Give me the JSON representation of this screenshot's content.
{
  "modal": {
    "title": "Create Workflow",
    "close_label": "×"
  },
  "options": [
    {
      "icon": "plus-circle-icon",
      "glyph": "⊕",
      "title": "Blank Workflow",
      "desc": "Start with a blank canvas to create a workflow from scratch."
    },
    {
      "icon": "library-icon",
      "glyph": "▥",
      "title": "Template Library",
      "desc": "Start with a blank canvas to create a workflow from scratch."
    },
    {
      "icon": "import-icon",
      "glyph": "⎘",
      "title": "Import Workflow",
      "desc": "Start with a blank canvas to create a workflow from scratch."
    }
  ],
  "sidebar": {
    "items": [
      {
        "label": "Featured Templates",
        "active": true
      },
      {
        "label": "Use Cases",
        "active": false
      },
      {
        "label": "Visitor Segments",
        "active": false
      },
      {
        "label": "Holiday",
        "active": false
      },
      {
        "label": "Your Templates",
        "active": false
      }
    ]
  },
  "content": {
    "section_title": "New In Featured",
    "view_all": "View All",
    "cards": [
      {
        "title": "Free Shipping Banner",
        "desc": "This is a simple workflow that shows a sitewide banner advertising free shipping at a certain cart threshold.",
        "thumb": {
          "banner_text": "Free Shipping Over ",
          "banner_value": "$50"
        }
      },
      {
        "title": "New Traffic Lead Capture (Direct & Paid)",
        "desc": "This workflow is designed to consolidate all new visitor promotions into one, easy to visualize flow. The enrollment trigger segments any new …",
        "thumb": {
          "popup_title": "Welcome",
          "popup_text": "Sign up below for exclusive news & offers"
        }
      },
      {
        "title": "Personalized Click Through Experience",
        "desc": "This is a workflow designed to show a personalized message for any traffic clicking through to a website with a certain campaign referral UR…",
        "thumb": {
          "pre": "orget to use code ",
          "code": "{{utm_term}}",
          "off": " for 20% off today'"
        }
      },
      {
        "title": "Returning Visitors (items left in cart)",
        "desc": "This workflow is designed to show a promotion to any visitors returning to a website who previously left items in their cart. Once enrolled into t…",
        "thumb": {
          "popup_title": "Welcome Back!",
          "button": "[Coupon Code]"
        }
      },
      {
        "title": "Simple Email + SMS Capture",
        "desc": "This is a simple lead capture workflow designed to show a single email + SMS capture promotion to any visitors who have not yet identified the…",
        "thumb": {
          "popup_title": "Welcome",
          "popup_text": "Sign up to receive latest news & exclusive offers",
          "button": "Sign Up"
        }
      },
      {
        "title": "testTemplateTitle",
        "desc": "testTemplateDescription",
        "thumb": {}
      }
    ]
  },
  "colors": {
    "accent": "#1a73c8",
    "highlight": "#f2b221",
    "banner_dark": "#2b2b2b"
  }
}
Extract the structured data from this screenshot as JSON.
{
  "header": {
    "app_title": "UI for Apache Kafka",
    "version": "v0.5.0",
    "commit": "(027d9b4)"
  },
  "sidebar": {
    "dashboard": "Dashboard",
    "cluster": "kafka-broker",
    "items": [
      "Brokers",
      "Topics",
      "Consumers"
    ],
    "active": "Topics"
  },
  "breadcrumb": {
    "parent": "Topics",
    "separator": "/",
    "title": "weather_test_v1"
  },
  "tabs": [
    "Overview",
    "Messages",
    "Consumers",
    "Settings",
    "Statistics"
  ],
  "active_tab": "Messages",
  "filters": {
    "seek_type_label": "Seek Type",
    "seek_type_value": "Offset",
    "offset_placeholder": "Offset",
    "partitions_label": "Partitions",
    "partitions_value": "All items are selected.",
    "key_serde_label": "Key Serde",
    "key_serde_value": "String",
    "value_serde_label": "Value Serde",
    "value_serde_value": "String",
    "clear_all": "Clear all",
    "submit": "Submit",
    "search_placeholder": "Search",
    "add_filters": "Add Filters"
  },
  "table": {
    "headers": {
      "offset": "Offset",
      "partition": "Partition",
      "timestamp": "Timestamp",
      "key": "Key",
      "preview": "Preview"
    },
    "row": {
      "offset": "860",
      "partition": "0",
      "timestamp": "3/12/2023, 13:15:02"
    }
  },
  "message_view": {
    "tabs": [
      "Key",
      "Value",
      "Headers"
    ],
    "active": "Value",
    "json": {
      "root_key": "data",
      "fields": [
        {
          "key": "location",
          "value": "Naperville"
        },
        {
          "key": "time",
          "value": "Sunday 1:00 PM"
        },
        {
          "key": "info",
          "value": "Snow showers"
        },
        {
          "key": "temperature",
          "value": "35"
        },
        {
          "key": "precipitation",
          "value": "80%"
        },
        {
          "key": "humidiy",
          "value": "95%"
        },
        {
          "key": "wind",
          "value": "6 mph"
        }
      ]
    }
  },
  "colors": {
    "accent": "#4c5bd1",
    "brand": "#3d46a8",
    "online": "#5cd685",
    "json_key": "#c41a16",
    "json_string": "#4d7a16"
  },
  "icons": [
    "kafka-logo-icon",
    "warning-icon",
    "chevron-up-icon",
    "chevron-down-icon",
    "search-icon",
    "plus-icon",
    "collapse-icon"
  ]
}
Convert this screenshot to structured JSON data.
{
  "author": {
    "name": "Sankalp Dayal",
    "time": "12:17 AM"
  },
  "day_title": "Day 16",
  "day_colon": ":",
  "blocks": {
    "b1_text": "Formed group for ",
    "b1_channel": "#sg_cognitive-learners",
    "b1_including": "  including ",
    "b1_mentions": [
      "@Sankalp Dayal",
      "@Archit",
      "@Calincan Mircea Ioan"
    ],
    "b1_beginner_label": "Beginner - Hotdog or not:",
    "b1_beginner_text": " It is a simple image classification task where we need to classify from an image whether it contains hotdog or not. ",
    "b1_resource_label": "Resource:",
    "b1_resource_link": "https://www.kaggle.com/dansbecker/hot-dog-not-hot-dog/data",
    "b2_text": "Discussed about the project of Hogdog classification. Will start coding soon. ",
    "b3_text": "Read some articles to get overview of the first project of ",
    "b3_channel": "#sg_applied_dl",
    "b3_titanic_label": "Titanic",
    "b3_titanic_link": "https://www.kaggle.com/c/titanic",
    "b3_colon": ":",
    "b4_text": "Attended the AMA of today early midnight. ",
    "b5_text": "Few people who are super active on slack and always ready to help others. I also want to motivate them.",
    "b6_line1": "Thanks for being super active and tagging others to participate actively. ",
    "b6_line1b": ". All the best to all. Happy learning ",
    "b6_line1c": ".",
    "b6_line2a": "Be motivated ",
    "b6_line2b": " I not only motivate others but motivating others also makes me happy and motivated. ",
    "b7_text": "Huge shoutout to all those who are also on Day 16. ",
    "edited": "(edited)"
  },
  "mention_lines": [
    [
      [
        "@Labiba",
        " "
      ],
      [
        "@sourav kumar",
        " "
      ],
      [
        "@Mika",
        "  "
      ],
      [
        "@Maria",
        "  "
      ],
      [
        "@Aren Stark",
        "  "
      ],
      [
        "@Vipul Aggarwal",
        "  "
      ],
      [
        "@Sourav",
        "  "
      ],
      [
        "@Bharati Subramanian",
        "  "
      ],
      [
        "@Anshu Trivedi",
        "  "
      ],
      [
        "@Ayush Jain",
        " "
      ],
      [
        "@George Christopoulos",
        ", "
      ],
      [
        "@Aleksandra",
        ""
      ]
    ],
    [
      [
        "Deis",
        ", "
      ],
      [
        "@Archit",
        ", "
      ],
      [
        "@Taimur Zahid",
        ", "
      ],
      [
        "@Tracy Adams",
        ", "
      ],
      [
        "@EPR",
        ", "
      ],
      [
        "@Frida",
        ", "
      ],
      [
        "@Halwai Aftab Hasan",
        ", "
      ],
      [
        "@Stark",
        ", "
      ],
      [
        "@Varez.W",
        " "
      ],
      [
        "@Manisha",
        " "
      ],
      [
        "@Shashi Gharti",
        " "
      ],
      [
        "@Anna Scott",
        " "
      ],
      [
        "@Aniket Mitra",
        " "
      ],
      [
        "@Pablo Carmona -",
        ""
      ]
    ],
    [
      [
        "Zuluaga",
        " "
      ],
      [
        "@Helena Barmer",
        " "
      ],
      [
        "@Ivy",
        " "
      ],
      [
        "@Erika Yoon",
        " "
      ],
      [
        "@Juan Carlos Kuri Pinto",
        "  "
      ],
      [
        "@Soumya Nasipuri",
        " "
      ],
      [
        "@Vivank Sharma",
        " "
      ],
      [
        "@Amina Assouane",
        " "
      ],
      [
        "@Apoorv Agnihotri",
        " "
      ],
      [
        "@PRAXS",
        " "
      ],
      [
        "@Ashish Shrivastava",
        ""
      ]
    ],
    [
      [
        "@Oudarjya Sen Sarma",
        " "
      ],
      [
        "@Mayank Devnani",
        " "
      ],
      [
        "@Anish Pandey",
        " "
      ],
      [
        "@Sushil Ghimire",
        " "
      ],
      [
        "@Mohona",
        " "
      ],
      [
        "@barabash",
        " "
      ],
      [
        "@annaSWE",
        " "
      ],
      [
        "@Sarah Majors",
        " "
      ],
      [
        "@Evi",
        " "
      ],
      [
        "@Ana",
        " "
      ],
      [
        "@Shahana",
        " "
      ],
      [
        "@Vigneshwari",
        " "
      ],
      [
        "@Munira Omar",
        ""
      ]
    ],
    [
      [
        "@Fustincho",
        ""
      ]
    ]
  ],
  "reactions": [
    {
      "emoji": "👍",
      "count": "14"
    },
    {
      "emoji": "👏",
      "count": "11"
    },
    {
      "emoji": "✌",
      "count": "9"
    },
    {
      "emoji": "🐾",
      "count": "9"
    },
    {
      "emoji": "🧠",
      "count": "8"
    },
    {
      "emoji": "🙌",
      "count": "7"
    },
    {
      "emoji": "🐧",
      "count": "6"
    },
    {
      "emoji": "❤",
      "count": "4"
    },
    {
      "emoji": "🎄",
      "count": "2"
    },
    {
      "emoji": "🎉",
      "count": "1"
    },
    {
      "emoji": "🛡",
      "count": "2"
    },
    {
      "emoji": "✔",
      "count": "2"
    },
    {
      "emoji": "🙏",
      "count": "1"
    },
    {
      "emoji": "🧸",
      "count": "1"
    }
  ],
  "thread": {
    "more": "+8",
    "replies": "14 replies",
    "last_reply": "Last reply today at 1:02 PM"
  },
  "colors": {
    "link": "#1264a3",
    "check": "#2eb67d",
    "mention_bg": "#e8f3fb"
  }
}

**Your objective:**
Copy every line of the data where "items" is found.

**Your response:**
    "items": [
        "title": "Returning Visitors (items left in cart)",
        "desc": "This workflow is designed to show a promotion to any visitors returning to a website who previously left items in their cart. Once enrolled into t…",
    "items": [
    "partitions_value": "All items are selected.",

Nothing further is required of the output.